I like to read series of books, and some, like the Narnia series, I read every few years and still find them thrilling. Characters fill my head, become intimate friends, or enemies, and when I come to the end, I inevitably feel sad. Some of the current popular books, where a new one shows up each year, start to irritate me with their formulaic manner and I stop reading them. This happened to me with the Outlander series, but it reminded me of Mazo de la Roche's Jalna series, which take you through 100 years of the Whiteoak family in sixteen books. These are not 1000 pages each--in dire need of an editor, but very manageable swift reads, which often meant starting in the late afternoon and staying up all night to finish. Lucky for me, the Kimball Library in Randolph had most of the books, and were able to do inter-library loan for the few they don't own. I wasn't even sure if these books really existed, but I had a memory of reading them as a child, and the Internet proved that they did exist. On reading them I realize I must have been in high school, or at least junior high, when I first read them. They are definitely not children's books. And the characters are abundantly unpleasant. At the end I could not identify one of them, not one, that I liked. There were moments of course that I had sympathy for some of them, and always I wanted to keep going, to read to the end, but I am glad to say that no one I know is as thoroughly detestable as this family--self-centered, manipulative, shallow.
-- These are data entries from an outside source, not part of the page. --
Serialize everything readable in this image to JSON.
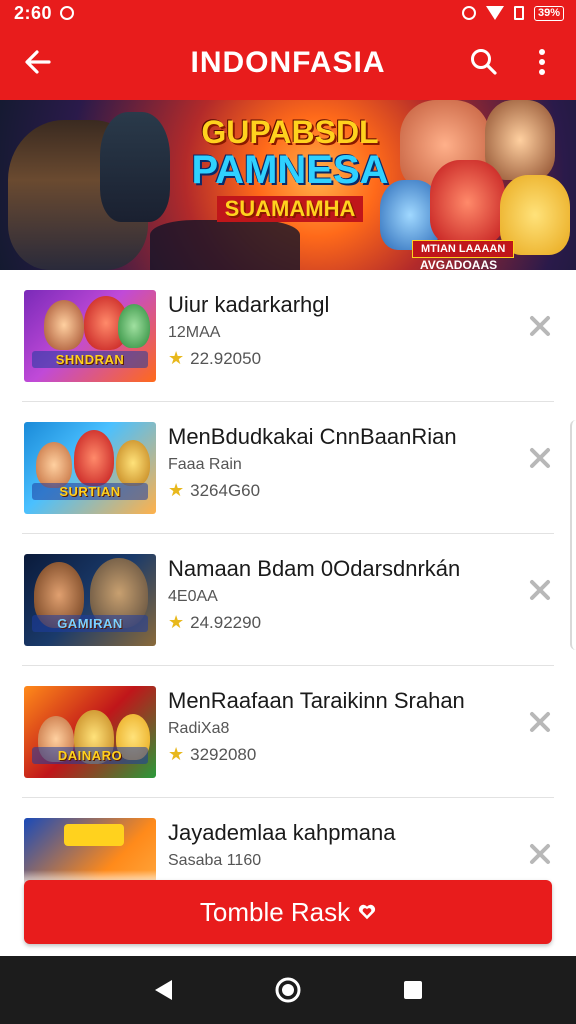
{
  "status_bar": {
    "time": "2:60",
    "battery": "39%"
  },
  "app_bar": {
    "title": "INDONFASIA",
    "back_icon": "arrow-left-icon",
    "search_icon": "search-icon",
    "more_icon": "more-vertical-icon"
  },
  "banner": {
    "line1": "GUPABSDL",
    "line2": "PAMNESA",
    "line3": "SUAMAMHA",
    "badge": "MTIAN LAAAAN",
    "badge2": "AVGADOAAS"
  },
  "items": [
    {
      "title": "Uiur kadarkarhgl",
      "subtitle": "12MAA",
      "rating": "22.92050",
      "thumb_label": "SHNDRAN",
      "action_icon": "close-icon",
      "colors": [
        "#7a2ab8",
        "#ff6a1a"
      ]
    },
    {
      "title": "MenBdudkakai CnnBaanRian",
      "subtitle": "Faaa Rain",
      "rating": "3264G60",
      "thumb_label": "SURTIAN",
      "action_icon": "close-icon",
      "colors": [
        "#1a8ad8",
        "#ffb14a"
      ]
    },
    {
      "title": "Namaan Bdam 0Odarsdnrkán",
      "subtitle": "4E0AA",
      "rating": "24.92290",
      "thumb_label": "GAMIRAN",
      "action_icon": "close-icon",
      "colors": [
        "#1a3a6a",
        "#8a6a3a"
      ]
    },
    {
      "title": "MenRaafaan Taraikinn Srahan",
      "subtitle": "RadiXa8",
      "rating": "3292080",
      "thumb_label": "DAINARO",
      "action_icon": "close-icon",
      "colors": [
        "#c0161a",
        "#2a9a3a"
      ]
    },
    {
      "title": "Jayademlaa kahpmana",
      "subtitle": "Sasaba 1160",
      "rating": "",
      "thumb_label": "",
      "action_icon": "close-icon",
      "colors": [
        "#1a4ab8",
        "#ffb14a"
      ]
    }
  ],
  "cta": {
    "label": "Tomble Rask",
    "icon": "heart-icon"
  },
  "nav": {
    "back_icon": "nav-back-icon",
    "home_icon": "nav-home-icon",
    "recents_icon": "nav-recents-icon"
  }
}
Perhaps that is the appeal, that de la Roche did allow her fantasy family to have all the bad traits and bad luck we sometimes find in ourselves and in our lives.
The Kimball Library hosts reading groups and I have been following the current one, The Never Setting Sun, which includes these books: A Passage to India, Things Fall Apart, Ake: The Years of Childhood, and Our Sister Killjoy. So far I have read the first three, though I missed the first discussion and will miss the next one. In other words, I have attended one discussion so far, my only foray into book groups. I did meet some interesting people, so I will go back when I can.
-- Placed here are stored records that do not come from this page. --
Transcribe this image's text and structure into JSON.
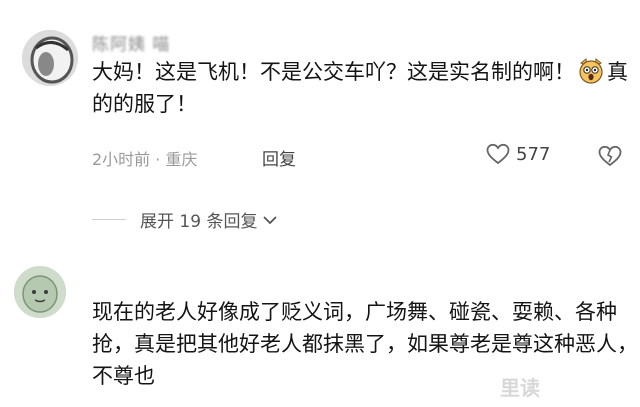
{
  "comment1": {
    "username": "陈阿姨 喵",
    "text_before_emoji": "大妈！这是飞机！不是公交车吖？这是实名制的啊！",
    "text_after_emoji": "真的的服了！",
    "meta": "2小时前 · 重庆",
    "reply_label": "回复",
    "likes": "577"
  },
  "expand": {
    "label": "展开 19 条回复"
  },
  "comment2": {
    "text": "现在的老人好像成了贬义词，广场舞、碰瓷、耍赖、各种抢，真是把其他好老人都抹黑了，如果尊老是尊这种恶人，不尊也"
  },
  "watermark": {
    "text": "里读"
  },
  "colors": {
    "text": "#141414",
    "meta": "#9a9a9a",
    "icon": "#666666"
  }
}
My other constant reading is The New Yorker. When we were leaving New Mexico, I let that and my Netflixs subscription run out. In September The New Yorker began arriving in our current mailbox. It is a bit like having north, south, east and west fixed again. I read them from cover to cover so I am always way behind, and partially read magazines can be found in every room of the house. Anyone who reads The New Yorker, or listens to NPR, immediately knows that I am a fan of both, since practically everything I say is a quote from one or the other.
My weaving, Postcard-2, shown below, is a quote, not from either of those places, but from the great Vipassana teacher, S.N. Goenka. Somehow it reminds me of my friend, Karen Benjamin, a wonderful tapestry weaver in New Mexico. We used to go for long walks together, which I really miss, and have inspiring conversations about being content, or rather, why we (i.e., all americans) are never content. So I wove Goenkaji's words as a reminder to myself: "Life as it is, Not as you want it to be."
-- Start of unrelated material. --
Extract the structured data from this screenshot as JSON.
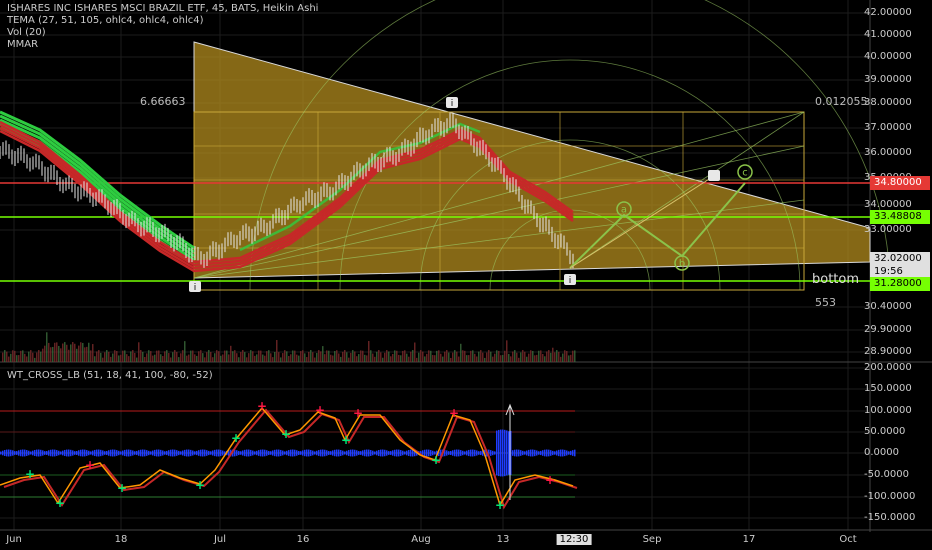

Finally, to the weaving. The additional warp ends led to a bit of brocading. Not too much, just an accent amount.